Again, the importance of this is, that if you have not practiced using this tool when information and resources are readily available, it will be nearly impossible to figure out how to use when you have no access to the internet or ability to call a friend for help. Radio repeaters are operated by private radio clubs. In most cases they are continuously monitored. If you are unlicensed… you will not be able to use them, and that will greatly limit the capabilities of your new hand held radio.
These radio waves, like light or sound waves, travel in a straight line. Here on Long Island we are fortunate that our surrounding terrain is relatively flat.
However, what you may not realize and connect with these conditions, is that as a sphere, the curved surface of the e
arth limits the distance we can see at ground level.The nature ofthe VHF and UHF bands used by your baofeng radios is that they work in line of sight, and are limited by the power of your radio.
A person standing with a handheld radio, with the antenna held at 6 feet above the ground has a line of sight of only 3 miles. If the receiving radio is also holding their radio with the antenna height at 6 feet, the range is increased to 6 miles. This will of course be limited and reduced by trees, structures and other obstacles that may be present between the transmitting and receiving radios.
1) HEIGHT – By increasing the height of your antenna, you increase the line of sight and range to the horizon.

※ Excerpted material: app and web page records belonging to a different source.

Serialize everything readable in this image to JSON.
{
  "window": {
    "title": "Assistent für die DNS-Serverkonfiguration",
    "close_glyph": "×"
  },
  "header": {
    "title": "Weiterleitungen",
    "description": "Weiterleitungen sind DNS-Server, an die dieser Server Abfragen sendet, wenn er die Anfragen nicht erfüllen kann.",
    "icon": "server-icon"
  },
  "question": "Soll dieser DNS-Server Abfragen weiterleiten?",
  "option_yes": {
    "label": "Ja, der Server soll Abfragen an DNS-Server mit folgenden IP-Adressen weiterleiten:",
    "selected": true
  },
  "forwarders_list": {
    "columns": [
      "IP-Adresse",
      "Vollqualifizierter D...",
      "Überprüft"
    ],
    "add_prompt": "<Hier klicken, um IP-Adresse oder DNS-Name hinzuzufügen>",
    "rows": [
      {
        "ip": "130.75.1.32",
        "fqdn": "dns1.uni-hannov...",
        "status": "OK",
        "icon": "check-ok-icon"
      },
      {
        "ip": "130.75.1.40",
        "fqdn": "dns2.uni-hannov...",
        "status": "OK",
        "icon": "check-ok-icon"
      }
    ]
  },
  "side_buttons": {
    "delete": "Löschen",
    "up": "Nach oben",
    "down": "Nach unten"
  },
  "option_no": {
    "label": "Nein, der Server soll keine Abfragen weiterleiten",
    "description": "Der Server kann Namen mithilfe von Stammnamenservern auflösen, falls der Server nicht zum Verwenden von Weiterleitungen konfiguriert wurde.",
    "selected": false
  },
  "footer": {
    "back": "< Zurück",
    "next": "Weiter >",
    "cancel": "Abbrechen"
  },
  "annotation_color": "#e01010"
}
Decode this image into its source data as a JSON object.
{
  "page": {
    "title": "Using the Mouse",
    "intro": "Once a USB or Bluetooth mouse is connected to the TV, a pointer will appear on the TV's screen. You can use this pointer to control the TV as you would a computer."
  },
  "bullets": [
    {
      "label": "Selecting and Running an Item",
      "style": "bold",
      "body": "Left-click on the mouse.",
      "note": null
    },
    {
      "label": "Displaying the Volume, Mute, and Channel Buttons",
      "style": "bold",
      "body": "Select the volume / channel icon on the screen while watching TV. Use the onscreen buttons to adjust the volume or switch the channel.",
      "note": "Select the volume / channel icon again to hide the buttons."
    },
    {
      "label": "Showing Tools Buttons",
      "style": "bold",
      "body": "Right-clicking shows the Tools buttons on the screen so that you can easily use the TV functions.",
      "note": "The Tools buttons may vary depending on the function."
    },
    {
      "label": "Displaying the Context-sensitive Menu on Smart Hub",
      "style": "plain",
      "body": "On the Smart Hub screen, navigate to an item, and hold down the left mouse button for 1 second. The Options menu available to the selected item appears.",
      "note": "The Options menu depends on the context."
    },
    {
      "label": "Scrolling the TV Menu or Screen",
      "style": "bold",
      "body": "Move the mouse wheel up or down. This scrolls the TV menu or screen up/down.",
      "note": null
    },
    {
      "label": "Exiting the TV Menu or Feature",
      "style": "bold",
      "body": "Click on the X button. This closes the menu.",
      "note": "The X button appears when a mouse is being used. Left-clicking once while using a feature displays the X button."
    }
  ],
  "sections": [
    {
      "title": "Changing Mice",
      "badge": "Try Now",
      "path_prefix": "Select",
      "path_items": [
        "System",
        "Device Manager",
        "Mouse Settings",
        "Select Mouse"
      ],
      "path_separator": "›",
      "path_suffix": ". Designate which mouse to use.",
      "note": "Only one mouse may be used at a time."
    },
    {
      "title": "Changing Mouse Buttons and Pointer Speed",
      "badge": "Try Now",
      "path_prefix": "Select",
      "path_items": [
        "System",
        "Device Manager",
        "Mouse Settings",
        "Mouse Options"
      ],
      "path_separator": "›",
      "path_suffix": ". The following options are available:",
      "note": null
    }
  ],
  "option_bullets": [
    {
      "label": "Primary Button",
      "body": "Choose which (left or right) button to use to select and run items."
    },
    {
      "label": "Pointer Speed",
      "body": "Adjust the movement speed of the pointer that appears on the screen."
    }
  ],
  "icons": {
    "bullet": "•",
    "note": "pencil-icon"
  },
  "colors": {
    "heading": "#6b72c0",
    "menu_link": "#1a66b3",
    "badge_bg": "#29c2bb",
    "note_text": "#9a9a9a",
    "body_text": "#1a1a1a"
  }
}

This can be done by putting up a high antenna or by moving to higher ground.
2) REPEATERS – Radio repeaters are usually up high on towers where they can be “seen” by your radio from great distances. Once a signal is received by a repeater, it is rebroadcast at high power from a great height that greatly increases the range of your handhelds. Repeaters cannot be used by unlicensed operators.

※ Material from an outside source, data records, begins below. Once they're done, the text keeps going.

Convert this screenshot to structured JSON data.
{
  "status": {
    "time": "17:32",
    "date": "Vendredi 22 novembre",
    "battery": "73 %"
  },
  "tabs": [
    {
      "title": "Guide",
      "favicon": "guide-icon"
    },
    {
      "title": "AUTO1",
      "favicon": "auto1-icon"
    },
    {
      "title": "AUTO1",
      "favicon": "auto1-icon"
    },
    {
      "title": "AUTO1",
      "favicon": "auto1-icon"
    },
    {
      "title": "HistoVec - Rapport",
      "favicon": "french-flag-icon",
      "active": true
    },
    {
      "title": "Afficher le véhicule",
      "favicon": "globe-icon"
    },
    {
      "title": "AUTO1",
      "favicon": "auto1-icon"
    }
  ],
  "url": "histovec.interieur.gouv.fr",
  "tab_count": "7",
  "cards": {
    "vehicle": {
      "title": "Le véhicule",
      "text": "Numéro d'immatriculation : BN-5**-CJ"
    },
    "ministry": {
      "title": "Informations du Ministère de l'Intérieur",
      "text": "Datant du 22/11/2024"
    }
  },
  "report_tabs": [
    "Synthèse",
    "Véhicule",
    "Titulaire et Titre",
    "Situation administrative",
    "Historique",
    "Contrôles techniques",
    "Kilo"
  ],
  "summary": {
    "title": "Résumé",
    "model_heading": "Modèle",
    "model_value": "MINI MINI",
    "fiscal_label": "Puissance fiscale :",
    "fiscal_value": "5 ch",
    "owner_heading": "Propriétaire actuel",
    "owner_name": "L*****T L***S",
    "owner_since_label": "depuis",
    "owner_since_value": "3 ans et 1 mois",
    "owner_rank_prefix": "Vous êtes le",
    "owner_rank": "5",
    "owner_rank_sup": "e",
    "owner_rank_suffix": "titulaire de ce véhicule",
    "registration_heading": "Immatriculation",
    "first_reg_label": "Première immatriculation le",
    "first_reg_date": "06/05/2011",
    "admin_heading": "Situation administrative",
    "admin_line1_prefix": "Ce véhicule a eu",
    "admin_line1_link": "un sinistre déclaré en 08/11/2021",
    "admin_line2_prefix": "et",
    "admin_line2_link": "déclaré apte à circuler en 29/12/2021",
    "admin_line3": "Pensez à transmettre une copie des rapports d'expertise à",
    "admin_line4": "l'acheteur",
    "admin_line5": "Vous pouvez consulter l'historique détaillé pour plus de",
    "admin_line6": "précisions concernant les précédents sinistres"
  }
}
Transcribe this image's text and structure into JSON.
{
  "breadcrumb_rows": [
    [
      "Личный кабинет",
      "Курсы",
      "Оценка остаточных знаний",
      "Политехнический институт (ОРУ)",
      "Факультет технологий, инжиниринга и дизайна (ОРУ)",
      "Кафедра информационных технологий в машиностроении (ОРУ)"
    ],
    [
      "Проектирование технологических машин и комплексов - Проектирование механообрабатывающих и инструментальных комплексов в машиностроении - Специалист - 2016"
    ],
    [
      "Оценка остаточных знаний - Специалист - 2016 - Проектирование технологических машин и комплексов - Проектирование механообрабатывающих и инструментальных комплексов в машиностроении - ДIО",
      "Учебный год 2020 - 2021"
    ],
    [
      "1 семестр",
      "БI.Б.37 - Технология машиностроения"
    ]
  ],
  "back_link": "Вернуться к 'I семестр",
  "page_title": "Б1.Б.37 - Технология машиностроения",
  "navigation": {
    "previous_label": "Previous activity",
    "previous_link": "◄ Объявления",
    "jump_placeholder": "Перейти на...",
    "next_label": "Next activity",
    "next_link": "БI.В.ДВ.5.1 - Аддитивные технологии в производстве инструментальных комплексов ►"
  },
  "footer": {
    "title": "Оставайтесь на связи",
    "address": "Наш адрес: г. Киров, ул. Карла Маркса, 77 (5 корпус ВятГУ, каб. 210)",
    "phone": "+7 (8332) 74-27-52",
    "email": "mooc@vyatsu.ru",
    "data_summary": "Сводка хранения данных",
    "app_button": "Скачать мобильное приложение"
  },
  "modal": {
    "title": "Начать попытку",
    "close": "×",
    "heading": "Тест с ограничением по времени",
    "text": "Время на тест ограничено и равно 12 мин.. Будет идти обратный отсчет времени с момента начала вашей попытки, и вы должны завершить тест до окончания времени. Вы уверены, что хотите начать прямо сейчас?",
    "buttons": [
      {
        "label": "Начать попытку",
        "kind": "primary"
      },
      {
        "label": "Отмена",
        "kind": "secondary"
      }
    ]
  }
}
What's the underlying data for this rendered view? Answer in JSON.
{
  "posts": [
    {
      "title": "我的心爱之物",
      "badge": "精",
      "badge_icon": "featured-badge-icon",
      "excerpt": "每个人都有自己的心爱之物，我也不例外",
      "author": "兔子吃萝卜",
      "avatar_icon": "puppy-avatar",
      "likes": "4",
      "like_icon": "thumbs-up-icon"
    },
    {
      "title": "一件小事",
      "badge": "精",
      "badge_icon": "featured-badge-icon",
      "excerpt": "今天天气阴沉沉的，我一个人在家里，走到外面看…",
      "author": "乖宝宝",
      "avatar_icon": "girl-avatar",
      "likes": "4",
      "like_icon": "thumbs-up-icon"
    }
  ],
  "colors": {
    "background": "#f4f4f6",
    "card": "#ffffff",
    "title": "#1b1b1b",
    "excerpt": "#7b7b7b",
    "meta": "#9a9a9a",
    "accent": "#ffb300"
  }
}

3) Mobile and portable repeaters – A crossband repeater in a car can be moved to a central location where it has good height, and can rebroadcast signals, there by extending the range of nearby hand helds. Crossband means it picks up a signal in one radio band, and re-broadcasts it in another band.
Since we recognize that the majority of our people with radios do not have licenses, and that backup power on repeater systems will only operate for a limited time, the objective of this exercise is to come up with a communication strategy that allows for messages to be sent over the widest area utilizing the conditions available to the majority of members of the various groups. For this, we will be limited to frequencies that unlicensed operators can use, and will not be able to use normal repeaters.
We will instead use the terrain of Long Island to maximize our radio range. This will require people moving to nearby hill tops to extend range and establish a communication network.
By developing a standard communication protocol and using our surrounding geographic features, like the Wheatley Heights Ridge, or the tops of Dix Hills and Hauppauge, all the way through the heights of Highland Park we can ensure that in an emergency, we can get coverage and messages to all of Long Island and the surrounding areas.
(Additional info available in Members Section)